WHAT IS EXPECTED:
Some lines hold the string "Audio". Copy all of them from the material that follows.

RECORDS PROVIDED:
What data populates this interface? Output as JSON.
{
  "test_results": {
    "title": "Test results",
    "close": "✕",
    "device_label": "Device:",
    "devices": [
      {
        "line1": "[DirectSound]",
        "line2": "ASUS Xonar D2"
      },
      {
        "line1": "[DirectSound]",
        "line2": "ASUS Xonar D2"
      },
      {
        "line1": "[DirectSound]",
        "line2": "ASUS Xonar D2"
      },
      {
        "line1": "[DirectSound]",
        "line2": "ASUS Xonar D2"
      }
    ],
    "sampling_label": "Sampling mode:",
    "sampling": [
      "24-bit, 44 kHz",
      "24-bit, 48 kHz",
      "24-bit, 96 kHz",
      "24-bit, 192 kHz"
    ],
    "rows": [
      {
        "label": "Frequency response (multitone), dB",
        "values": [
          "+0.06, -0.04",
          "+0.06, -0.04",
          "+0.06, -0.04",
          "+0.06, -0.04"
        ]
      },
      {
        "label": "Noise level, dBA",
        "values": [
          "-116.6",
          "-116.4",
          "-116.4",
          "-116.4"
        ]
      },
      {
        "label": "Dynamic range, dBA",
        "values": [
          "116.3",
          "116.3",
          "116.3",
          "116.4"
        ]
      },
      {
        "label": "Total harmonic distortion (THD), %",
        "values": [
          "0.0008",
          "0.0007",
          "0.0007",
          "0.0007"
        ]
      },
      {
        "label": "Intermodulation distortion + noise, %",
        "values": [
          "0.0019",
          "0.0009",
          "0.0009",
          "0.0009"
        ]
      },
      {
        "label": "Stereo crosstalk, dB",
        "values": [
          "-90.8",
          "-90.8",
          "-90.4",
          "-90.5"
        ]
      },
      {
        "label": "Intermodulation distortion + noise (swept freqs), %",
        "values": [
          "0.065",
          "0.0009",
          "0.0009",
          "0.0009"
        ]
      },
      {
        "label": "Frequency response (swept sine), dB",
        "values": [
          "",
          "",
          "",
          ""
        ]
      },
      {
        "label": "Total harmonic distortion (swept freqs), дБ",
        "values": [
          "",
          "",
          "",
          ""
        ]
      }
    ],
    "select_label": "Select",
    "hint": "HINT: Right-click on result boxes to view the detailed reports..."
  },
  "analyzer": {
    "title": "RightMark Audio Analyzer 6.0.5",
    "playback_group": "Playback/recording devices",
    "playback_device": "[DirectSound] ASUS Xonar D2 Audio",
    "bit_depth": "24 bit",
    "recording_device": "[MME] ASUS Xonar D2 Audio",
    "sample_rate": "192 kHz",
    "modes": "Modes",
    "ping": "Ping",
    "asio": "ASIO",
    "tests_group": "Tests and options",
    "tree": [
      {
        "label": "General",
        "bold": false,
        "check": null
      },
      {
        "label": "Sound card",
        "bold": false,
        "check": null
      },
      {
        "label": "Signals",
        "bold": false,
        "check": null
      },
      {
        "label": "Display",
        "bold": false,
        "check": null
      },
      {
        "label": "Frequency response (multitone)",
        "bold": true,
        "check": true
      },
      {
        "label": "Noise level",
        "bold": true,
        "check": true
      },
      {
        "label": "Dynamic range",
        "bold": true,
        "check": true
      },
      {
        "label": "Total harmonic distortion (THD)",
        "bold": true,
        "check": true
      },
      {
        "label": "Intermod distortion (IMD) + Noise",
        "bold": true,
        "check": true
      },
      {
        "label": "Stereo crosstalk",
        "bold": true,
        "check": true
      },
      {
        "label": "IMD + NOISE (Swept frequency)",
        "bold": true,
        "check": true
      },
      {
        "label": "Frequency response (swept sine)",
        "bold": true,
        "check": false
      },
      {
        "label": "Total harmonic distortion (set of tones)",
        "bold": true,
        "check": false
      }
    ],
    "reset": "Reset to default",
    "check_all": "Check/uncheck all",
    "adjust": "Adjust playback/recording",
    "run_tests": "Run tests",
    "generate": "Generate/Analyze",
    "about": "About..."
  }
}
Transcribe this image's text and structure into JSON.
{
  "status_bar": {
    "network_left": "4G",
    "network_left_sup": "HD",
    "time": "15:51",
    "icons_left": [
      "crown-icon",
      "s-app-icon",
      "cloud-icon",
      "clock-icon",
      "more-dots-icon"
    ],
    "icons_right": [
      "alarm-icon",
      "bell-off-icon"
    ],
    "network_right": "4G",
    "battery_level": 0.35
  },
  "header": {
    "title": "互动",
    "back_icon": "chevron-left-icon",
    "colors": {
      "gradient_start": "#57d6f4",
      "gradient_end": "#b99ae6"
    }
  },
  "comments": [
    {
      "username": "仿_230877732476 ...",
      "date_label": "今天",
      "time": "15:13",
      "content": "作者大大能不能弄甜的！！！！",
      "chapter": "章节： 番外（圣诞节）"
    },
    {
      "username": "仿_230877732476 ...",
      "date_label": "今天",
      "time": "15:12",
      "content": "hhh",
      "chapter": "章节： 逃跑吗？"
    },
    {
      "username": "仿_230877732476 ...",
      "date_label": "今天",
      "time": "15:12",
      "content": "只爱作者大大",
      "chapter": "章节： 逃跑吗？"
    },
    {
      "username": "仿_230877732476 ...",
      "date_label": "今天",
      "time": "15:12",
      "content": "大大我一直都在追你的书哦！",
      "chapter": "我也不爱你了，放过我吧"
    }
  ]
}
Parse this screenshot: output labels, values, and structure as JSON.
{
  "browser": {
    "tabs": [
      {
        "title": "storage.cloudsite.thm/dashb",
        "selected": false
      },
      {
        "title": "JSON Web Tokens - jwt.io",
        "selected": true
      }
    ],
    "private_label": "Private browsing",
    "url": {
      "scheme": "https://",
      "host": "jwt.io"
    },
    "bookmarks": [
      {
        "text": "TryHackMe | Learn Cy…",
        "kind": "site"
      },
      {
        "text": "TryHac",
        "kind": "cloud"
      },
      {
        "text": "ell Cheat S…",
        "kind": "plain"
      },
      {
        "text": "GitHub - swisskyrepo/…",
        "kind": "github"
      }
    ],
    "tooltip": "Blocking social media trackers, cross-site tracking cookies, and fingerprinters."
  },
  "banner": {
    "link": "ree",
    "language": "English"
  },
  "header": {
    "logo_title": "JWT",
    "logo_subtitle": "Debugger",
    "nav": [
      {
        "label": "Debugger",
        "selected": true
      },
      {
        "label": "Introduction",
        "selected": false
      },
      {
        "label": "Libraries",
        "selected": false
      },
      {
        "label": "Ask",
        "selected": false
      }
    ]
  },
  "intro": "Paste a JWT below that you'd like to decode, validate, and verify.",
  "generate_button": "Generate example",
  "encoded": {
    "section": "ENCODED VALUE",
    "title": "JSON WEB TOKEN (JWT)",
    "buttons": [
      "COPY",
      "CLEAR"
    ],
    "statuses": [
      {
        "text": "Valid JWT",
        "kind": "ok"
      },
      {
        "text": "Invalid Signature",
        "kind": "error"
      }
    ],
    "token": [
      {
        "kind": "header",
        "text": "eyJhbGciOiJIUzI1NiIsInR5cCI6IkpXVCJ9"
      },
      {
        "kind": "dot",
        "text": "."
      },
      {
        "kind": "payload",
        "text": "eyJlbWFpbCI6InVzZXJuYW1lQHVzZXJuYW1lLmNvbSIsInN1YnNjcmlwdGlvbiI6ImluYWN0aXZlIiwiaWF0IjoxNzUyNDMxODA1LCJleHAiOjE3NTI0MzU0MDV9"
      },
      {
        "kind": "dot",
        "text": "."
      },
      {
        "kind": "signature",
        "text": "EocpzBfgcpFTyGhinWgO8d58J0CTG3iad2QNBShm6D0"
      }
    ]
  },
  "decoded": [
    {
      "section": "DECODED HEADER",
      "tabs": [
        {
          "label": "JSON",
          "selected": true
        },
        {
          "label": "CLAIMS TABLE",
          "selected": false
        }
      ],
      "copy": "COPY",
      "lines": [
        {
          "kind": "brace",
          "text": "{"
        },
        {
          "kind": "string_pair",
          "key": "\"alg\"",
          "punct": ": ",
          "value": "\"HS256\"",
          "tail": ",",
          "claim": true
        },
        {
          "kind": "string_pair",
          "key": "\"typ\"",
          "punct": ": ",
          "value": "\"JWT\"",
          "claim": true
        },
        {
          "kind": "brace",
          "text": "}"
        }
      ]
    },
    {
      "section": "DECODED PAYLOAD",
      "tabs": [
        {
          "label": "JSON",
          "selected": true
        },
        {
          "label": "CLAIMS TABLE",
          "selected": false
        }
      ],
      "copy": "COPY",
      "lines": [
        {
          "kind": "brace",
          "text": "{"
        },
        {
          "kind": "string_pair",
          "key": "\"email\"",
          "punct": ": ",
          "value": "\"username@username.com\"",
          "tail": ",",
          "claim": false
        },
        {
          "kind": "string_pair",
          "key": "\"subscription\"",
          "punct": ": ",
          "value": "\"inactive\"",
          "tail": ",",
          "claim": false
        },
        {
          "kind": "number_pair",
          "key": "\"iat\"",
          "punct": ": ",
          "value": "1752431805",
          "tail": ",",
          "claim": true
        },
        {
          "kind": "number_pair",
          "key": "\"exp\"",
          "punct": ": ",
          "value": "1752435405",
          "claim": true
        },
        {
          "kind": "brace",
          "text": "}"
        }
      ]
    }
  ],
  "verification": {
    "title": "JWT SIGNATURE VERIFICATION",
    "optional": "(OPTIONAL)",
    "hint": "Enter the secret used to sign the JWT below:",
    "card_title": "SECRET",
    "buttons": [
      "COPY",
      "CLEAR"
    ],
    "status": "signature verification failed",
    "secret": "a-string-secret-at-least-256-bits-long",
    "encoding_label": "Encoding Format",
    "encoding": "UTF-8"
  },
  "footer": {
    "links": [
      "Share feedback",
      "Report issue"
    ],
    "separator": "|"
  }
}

EXERCISE OUTPUT:
    "title": "RightMark Audio Analyzer 6.0.5",
    "playback_device": "[DirectSound] ASUS Xonar D2 Audio",
    "recording_device": "[MME] ASUS Xonar D2 Audio",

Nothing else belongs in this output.